MLB Betting: Phillies Underdogs to Repeat
by Trevor Whenham - 03/05/2009
The Philadelphia Phillies are the defending World Series Champions, they looked very good doing it, and most of their players have returned from last year. The only core player who is gone is Pat Burrell, and you could easily argue that they have upgraded left field by bringing in Raul Ibanez in his place. So the Phillies should be able to repeat, right? Not so fast. They aren't even favored to win their division, never mind the World Series. So do they have what it takes, or should we look elsewhere for the eventual winner? Here's a look:
Pitching - Cole Hamels is as good as it gets. I'm not convinced that the rotation behind him is championship caliber, though. Jamie Moyer has shown no signs of aging, but sooner or later he is going to have to. Brett Myers is wildly inconsistent. When he's good, like he was at the end of last season, he's very good. When he's bad, like he was for the first half of the season, he's terrible. Joe Blanton was strong when he arrived in Philly from Oakland, but he was terrible in the AL, and might not be as effective this year on his second trip through the NL. Beyond that you have guys like Kyle Kendrick and Chan Ho Park - hardly World Series contenders. The pitching worked well enough last year, but it's hard to believe that it will hold up for another year unless a whole lot of things align just perfectly.
Hitting - No problems here. Four guys have MVP potential, and they have impressive depth. They can hit as well as anyone - they were Top 10 in most key offensive categories last year, and there is no reason to believe that they won't be there again.
Coaching - I'm not convinced that Charlie Manuel is the kind of manager that can lead a team to back-to-back wins. Of course, I wasn't at all convinced that he was the kind of manager who could lead a team to one World Series. The combination of his health and his temperament aren't ideal. If Manuel was the sole factor to consider then I would comfortably bet against a repeat.
Losses and gains - As I said earlier, the only real key change to the lineup is the exchange of Burrell for Ibanez.

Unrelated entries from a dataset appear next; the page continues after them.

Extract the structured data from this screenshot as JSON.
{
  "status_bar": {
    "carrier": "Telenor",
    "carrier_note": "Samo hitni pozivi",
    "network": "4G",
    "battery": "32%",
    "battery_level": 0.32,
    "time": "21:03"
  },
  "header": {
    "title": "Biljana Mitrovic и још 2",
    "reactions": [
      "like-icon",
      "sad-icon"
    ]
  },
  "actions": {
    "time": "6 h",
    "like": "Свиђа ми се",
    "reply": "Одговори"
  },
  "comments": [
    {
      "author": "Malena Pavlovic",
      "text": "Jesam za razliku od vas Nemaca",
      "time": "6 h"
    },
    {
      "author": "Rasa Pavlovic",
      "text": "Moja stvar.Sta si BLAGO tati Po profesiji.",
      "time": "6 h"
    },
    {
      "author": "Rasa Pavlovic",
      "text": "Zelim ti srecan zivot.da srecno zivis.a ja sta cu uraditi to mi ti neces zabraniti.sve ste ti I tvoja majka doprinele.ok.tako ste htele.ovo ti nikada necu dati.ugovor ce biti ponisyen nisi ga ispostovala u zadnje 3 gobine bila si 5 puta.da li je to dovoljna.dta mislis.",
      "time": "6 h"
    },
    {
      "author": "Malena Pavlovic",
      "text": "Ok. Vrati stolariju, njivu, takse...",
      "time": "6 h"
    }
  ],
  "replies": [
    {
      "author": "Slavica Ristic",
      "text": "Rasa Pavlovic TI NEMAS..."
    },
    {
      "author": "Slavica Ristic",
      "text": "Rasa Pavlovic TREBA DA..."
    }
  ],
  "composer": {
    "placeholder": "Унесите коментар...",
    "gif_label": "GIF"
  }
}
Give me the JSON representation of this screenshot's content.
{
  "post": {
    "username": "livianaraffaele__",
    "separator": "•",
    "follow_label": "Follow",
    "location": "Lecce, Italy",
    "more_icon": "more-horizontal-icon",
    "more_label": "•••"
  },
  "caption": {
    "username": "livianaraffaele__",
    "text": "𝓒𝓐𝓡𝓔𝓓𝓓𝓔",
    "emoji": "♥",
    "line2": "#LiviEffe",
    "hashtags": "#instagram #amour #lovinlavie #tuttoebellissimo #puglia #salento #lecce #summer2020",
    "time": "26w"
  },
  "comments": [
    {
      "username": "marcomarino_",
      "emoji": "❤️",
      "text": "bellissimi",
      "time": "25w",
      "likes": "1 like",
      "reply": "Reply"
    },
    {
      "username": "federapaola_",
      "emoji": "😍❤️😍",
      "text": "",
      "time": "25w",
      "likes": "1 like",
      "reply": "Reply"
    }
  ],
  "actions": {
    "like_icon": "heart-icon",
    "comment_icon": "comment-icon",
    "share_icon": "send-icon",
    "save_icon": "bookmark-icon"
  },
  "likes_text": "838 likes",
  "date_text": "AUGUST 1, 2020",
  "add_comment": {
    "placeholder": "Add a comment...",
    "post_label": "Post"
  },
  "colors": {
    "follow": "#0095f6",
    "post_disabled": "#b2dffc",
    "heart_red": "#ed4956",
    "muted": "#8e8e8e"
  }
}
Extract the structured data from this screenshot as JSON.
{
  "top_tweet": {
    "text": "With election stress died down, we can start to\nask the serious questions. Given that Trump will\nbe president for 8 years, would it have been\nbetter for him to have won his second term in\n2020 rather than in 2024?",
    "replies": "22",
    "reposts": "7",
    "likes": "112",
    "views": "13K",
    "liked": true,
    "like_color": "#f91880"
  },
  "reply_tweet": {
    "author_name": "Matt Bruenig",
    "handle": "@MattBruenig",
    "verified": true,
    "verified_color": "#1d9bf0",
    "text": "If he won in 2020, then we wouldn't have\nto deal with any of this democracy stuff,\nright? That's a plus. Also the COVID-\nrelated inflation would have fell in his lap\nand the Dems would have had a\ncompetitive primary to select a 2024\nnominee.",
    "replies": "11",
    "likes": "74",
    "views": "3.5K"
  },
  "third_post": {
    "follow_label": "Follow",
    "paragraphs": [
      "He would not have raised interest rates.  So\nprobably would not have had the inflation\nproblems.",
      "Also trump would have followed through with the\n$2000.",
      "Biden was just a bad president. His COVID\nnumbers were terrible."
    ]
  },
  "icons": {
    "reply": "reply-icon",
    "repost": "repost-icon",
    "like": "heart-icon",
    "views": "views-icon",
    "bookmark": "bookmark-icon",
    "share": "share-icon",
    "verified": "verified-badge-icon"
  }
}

The guys each have their strengths - Ibanez was better in batting average and RBI, while Burrell had more home runs and a better slugging percentage. Ibanez is older, but has very similar fielding stats. In most ways the guys are entirely interchangeable. As long as Ibanez fits in well with his team there shouldn't be any reasons to worry.
Bumps and bruises - Chase Utley isn't healthy. He has a bad hip, and is no lock to be ready for the start of the season. Key bullpen member J.C. Romero is suspended for the first 50 games of the year for a positive drug test. Depth fielder Jayson Werth is fighting a shoulder injury. None of these situations are dire by themselves, but they could be problematic if they mount up - especially among the pitchers.
Division - This is where it gets tough. The Phillies have managed to keep their team together, but they haven't gotten any better. The Mets, on the other hand, most certainly have. The biggest change is their bullpen - it was a disaster last year, but with the addition of Francisco Rodriguez and J.J. Putz it's now as good as any in the league. The rotation has been shuffled and probably improved as well. There are concerns - they are short one established, solid outfielder, and they have to rely on a lot of aging fragile bats for power. Still, the Mets would have won the division the last two years if not for monumental collapses both times, and they are clearly and rightly the favorites to win it this year. On top of that, the Braves and the Marlins both look to be improved, so divisional wins could be tougher to come across this year. The Phillies may have to rely on the wild card to punch their ticket.
League - The wild card won't be a breeze. The National League will be tough - the Dodgers have Manny Ramirez all year, and the Diamondbacks and Giants are both much improved. The Cubs have a clear advantage in the NL Central, but the Cardinals and Brewers are relevant, too. You need to make the playoffs to win the playoffs, and the Phillies will have to be at their best to do that.
Difficulty of repeating - Since free agency made it so much harder to maintain a competitive advantage, just two teams have managed to repeat as World Series champs - the Yankees and the Blue Jays. Neither of those teams won more games the year they repeated than they did in the previous year. Philadelphia only won 92 games last year, so they wouldn't have much of a cushion if their win total were to drop.